(Interface dataset entries)
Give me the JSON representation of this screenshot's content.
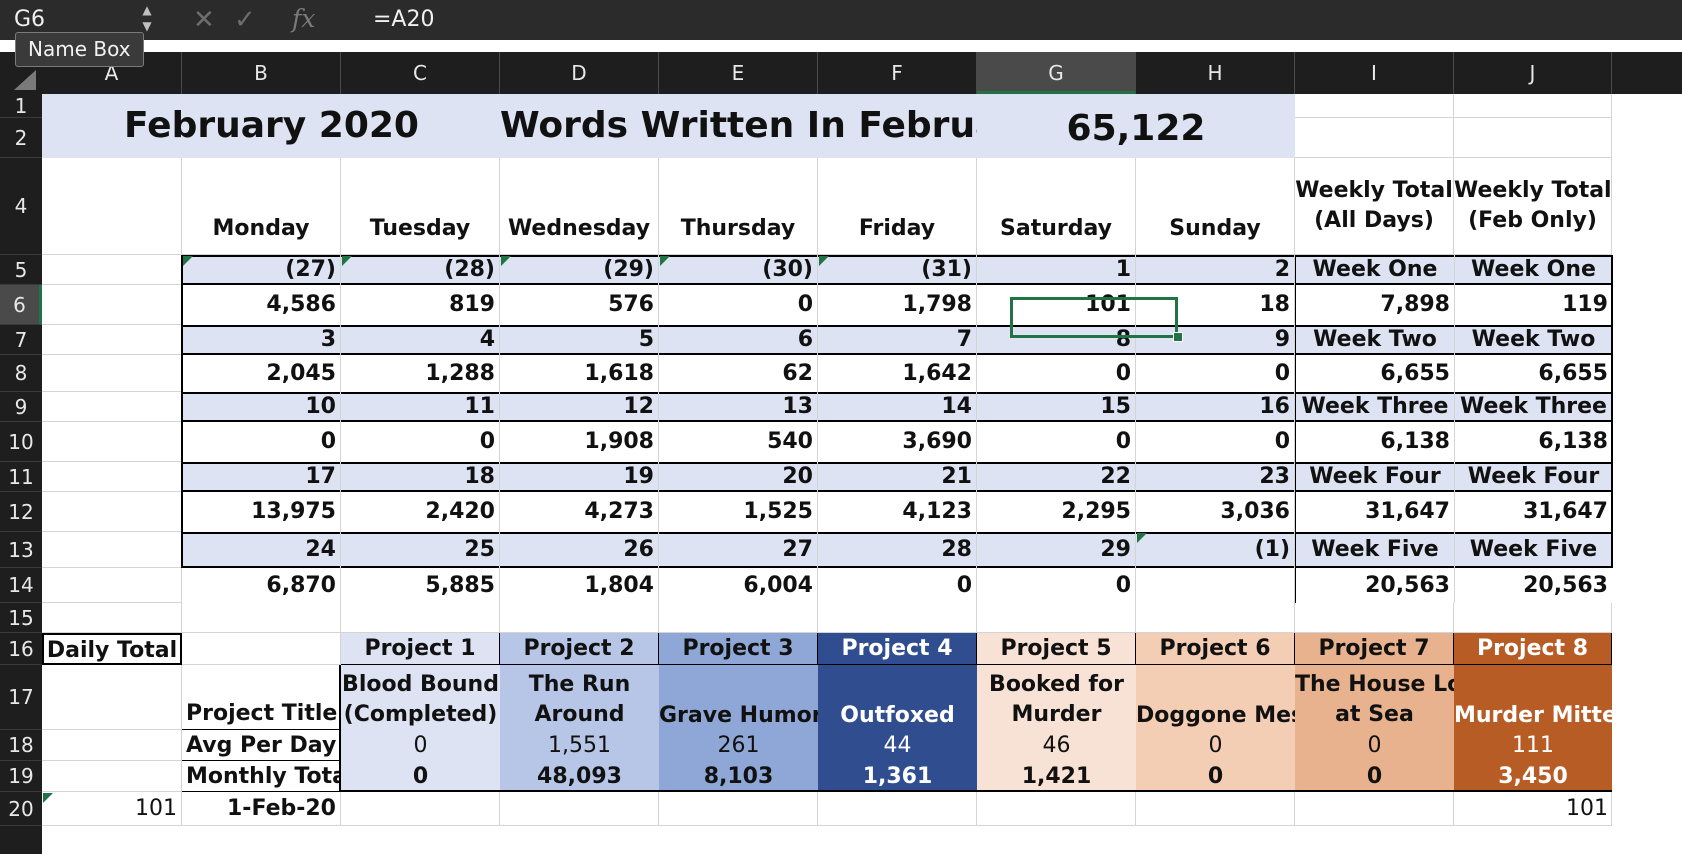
{
  "formula_bar": {
    "name_box": "G6",
    "tooltip": "Name Box",
    "formula": "=A20",
    "icons": [
      "cancel-icon",
      "enter-icon",
      "function-icon"
    ]
  },
  "columns": [
    "A",
    "B",
    "C",
    "D",
    "E",
    "F",
    "G",
    "H",
    "I",
    "J"
  ],
  "rows": [
    "1",
    "2",
    "4",
    "5",
    "6",
    "7",
    "8",
    "9",
    "10",
    "11",
    "12",
    "13",
    "14",
    "15",
    "16",
    "17",
    "18",
    "19",
    "20"
  ],
  "selected_cell": "G6",
  "header": {
    "month": "February 2020",
    "words_label": "Words Written In February:",
    "words_total": "65,122"
  },
  "days": [
    "Monday",
    "Tuesday",
    "Wednesday",
    "Thursday",
    "Friday",
    "Saturday",
    "Sunday"
  ],
  "weekly_headers": [
    "Weekly Total\n(All Days)",
    "Weekly Total\n(Feb Only)"
  ],
  "weeks": [
    {
      "dates": [
        "(27)",
        "(28)",
        "(29)",
        "(30)",
        "(31)",
        "1",
        "2"
      ],
      "label_all": "Week One",
      "label_feb": "Week One",
      "words": [
        "4,586",
        "819",
        "576",
        "0",
        "1,798",
        "101",
        "18"
      ],
      "total_all": "7,898",
      "total_feb": "119"
    },
    {
      "dates": [
        "3",
        "4",
        "5",
        "6",
        "7",
        "8",
        "9"
      ],
      "label_all": "Week Two",
      "label_feb": "Week Two",
      "words": [
        "2,045",
        "1,288",
        "1,618",
        "62",
        "1,642",
        "0",
        "0"
      ],
      "total_all": "6,655",
      "total_feb": "6,655"
    },
    {
      "dates": [
        "10",
        "11",
        "12",
        "13",
        "14",
        "15",
        "16"
      ],
      "label_all": "Week Three",
      "label_feb": "Week Three",
      "words": [
        "0",
        "0",
        "1,908",
        "540",
        "3,690",
        "0",
        "0"
      ],
      "total_all": "6,138",
      "total_feb": "6,138"
    },
    {
      "dates": [
        "17",
        "18",
        "19",
        "20",
        "21",
        "22",
        "23"
      ],
      "label_all": "Week Four",
      "label_feb": "Week Four",
      "words": [
        "13,975",
        "2,420",
        "4,273",
        "1,525",
        "4,123",
        "2,295",
        "3,036"
      ],
      "total_all": "31,647",
      "total_feb": "31,647"
    },
    {
      "dates": [
        "24",
        "25",
        "26",
        "27",
        "28",
        "29",
        "(1)"
      ],
      "label_all": "Week Five",
      "label_feb": "Week Five",
      "words": [
        "6,870",
        "5,885",
        "1,804",
        "6,004",
        "0",
        "0",
        ""
      ],
      "total_all": "20,563",
      "total_feb": "20,563"
    }
  ],
  "daily_total_label": "Daily Total",
  "project_labels": {
    "title": "Project Title",
    "avg": "Avg Per Day",
    "monthly": "Monthly Total"
  },
  "projects": [
    {
      "name": "Project 1",
      "title": "Blood Bound\n(Completed)",
      "avg": "0",
      "monthly": "0",
      "color": "#dde3f2",
      "text": "#111111"
    },
    {
      "name": "Project 2",
      "title": "The Run\nAround",
      "avg": "1,551",
      "monthly": "48,093",
      "color": "#b7c6e6",
      "text": "#111111"
    },
    {
      "name": "Project 3",
      "title": "Grave Humor",
      "avg": "261",
      "monthly": "8,103",
      "color": "#8ea7d6",
      "text": "#111111"
    },
    {
      "name": "Project 4",
      "title": "Outfoxed",
      "avg": "44",
      "monthly": "1,361",
      "color": "#2f4d8f",
      "text": "#ffffff"
    },
    {
      "name": "Project 5",
      "title": "Booked for\nMurder",
      "avg": "46",
      "monthly": "1,421",
      "color": "#f8e2d6",
      "text": "#111111"
    },
    {
      "name": "Project 6",
      "title": "Doggone Mess",
      "avg": "0",
      "monthly": "0",
      "color": "#f3cdb4",
      "text": "#111111"
    },
    {
      "name": "Project 7",
      "title": "The House Lost\nat Sea",
      "avg": "0",
      "monthly": "0",
      "color": "#e9b28e",
      "text": "#111111"
    },
    {
      "name": "Project 8",
      "title": "Murder Mittens",
      "avg": "111",
      "monthly": "3,450",
      "color": "#b85c26",
      "text": "#ffffff"
    }
  ],
  "row20": {
    "a": "101",
    "b": "1-Feb-20",
    "j": "101"
  }
}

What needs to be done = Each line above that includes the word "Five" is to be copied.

Reply =
      "label_all": "Week Five",
      "label_feb": "Week Five",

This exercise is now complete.